Saturday night brought a true rarity in Kirk Ferentz Iowa football. After three possessions of punting not winning, the head Hawkeye pulled the plug on Spencer Petras and inserted backup quarterback Alex Padilla.
Padilla came in and provided an instant spark for the Iowa offense. His first two possessions ended in Hawkeye touchdowns. While the raw output wasn’t terribly spectacular - Padilla finished 18 of 28 for 178 yards and no touchdowns or interceptions - the offense looked competent for solid stretches with Padilla in the game.
The Hawkeyes seemed to have a pep in their step and Brian Ferentz found more flexibility in the playbook than we’ve seen in weeks. The offensive line formed clean pockets and got a solid push in the running game. There were a few rollouts tossed in and play-action seemed an actual possibility with some hope for success.

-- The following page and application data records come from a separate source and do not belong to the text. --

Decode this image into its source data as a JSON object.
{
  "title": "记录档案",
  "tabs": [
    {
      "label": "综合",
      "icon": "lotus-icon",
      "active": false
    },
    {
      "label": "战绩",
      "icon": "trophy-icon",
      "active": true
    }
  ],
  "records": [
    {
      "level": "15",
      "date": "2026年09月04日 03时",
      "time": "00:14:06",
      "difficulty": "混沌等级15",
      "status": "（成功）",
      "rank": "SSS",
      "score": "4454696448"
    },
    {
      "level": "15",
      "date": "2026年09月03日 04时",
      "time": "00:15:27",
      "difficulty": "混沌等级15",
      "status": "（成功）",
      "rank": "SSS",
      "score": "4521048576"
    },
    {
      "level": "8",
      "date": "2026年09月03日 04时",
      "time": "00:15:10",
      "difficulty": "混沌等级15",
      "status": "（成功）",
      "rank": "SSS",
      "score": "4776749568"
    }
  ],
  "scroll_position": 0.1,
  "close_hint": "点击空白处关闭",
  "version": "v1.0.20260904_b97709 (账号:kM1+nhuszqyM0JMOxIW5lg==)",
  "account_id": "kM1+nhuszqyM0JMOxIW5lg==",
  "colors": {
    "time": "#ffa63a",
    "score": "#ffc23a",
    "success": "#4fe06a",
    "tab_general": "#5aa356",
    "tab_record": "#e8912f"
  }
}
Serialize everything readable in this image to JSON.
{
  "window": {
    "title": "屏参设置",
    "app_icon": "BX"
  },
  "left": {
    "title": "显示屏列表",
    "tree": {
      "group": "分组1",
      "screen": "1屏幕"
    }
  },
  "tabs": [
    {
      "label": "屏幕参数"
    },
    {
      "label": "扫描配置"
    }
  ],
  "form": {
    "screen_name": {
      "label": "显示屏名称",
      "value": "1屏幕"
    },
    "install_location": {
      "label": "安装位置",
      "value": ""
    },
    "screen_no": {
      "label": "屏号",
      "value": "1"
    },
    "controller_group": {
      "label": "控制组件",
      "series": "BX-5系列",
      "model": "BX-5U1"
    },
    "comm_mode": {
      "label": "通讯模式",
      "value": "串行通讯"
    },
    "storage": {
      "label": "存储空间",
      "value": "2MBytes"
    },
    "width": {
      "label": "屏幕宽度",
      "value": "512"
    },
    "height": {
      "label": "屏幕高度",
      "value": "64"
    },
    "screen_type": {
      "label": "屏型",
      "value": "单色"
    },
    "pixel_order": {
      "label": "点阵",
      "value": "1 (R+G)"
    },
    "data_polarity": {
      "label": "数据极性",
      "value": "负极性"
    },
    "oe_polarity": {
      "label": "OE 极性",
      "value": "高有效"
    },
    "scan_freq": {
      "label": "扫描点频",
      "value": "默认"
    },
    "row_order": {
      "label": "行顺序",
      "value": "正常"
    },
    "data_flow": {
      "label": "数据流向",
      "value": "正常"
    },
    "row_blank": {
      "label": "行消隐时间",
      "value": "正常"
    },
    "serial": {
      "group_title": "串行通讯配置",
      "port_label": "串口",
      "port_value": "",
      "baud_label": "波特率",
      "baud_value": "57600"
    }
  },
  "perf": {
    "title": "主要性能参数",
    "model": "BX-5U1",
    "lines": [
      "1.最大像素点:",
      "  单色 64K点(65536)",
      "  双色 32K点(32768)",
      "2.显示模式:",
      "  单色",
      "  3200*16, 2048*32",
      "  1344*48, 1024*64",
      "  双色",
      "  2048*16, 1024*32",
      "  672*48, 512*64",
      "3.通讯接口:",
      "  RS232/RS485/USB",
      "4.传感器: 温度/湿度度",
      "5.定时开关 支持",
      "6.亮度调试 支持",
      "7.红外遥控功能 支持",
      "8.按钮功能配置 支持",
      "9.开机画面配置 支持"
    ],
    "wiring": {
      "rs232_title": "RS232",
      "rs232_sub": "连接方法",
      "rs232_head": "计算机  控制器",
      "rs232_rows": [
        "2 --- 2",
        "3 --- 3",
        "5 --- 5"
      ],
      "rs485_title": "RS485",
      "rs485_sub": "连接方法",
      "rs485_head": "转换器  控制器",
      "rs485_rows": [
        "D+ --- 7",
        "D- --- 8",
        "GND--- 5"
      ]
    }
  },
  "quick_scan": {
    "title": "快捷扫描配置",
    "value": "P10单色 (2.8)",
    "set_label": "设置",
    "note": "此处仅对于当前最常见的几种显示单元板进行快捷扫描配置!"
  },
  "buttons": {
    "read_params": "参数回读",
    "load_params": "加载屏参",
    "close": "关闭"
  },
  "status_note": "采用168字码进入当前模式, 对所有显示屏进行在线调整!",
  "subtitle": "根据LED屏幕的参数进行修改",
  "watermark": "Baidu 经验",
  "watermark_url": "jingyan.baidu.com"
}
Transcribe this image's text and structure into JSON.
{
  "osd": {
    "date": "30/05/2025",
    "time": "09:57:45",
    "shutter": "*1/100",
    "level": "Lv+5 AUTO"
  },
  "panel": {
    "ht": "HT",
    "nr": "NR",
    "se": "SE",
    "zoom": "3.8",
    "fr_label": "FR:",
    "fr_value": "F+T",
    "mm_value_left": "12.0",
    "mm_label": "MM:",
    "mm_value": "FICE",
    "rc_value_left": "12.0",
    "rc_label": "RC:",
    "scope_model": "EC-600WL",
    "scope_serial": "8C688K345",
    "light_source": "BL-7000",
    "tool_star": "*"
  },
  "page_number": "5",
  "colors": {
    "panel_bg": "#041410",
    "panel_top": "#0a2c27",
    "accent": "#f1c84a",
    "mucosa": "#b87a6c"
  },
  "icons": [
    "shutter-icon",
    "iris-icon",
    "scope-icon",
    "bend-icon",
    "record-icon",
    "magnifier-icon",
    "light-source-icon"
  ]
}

Some of that certainly faded in the second half as six possessions resulted in five punts and just three points. It’s hard to know just how much of the second half slumping was the result of Northwestern settling in against the new QB and how much of it was the Ferentzi stalling out in a game where two scores seemed to be a nearly insurmountable lead for the Wildcats to overcome.
What we do know is Ferentz will do his best to make this into a non-controversy controversy. In his post-game remarks, the head coach indicated we would have to “cross that bridge when we get there” in terms of deciding who the starter is next week. This after reiterating at halftime that starter Spencer Petras had been dealing with a shoulder injury all week (a detail not revealed during media availability, but confirmed by Tyler Goodson in the postgame) and that had caused his removal.
While KF and BF will do their best provide cover fire for their guy, it seems pretty clear that Petras should cede the starting role to Padilla for the time being. Padilla looked crisp on his passes in all areas on Saturday night, and while he isn’t a savior, he provides more optionality in play calling.
With a modestly mobile QB, Brian Ferentz was able to move the pocket, roll Padilla out and expand the play-action game in ways Hawkeye fans haven’t seen in some time. This without being forced to curtain anything in the vertical game.
The ability to convert on screens and hit more of the short and intermediate throws without one-hoppers bouncing off the turn should help slow down would-be rushers. And that added mobility and the ability to make throws on the move when things do inevitably break down will help string along enough conversions to at a minimum help Iowa continue to play their field position game.
However, it’s unlikely that a change at QB solves all of Iowa’s problems. Even if Brian takes advantage of Padilla’s strengths and is able to open things up a bit, this offensive line continues to have their struggles. The running game really stalled out in the second half on Saturday and that is likely an indication of what Iowa can expect the rest of the year.
Northwestern’s defense is among the worst in the Big Ten, particularly against he run, and despite the early success with Padilla in the game, Iowa came away with just 17 points and 361 total yards. The Hawkeyes defense, though struggling with their tackling at times on Saturday, remains incredible. But asking them to hold opponents under 20 points per game is not a sound long term strategy.
This group is capable of meeting Iowa fans’ preseason expectations of 9-10 wins this year based on the schedule as it plays out in front of them. But they are again in need of serious help from other teams to have any shot at a return to Indianapolis and this offense seems incapable of doing much more than being serviceable for a few stretches.
What we did see on Saturday night is a 9-3 season with a top-20 ranking might be the beginning rather than the end. Padilla showed enough to warrant some optimism about what could be with a year of development from this young offensive line. The defense will always be top notch and Tory Taylor isn’t leaving just yet. This was never supposed to be a special year and we’re seeing in the belly of the schedule just why not.
But we did catch a glimpse, however short, on Saturday night of why there’s at least some hope that one of those special years could still be out there. A change to the backup quarterback isn’t going to be the sole reason for it, but it was a good start.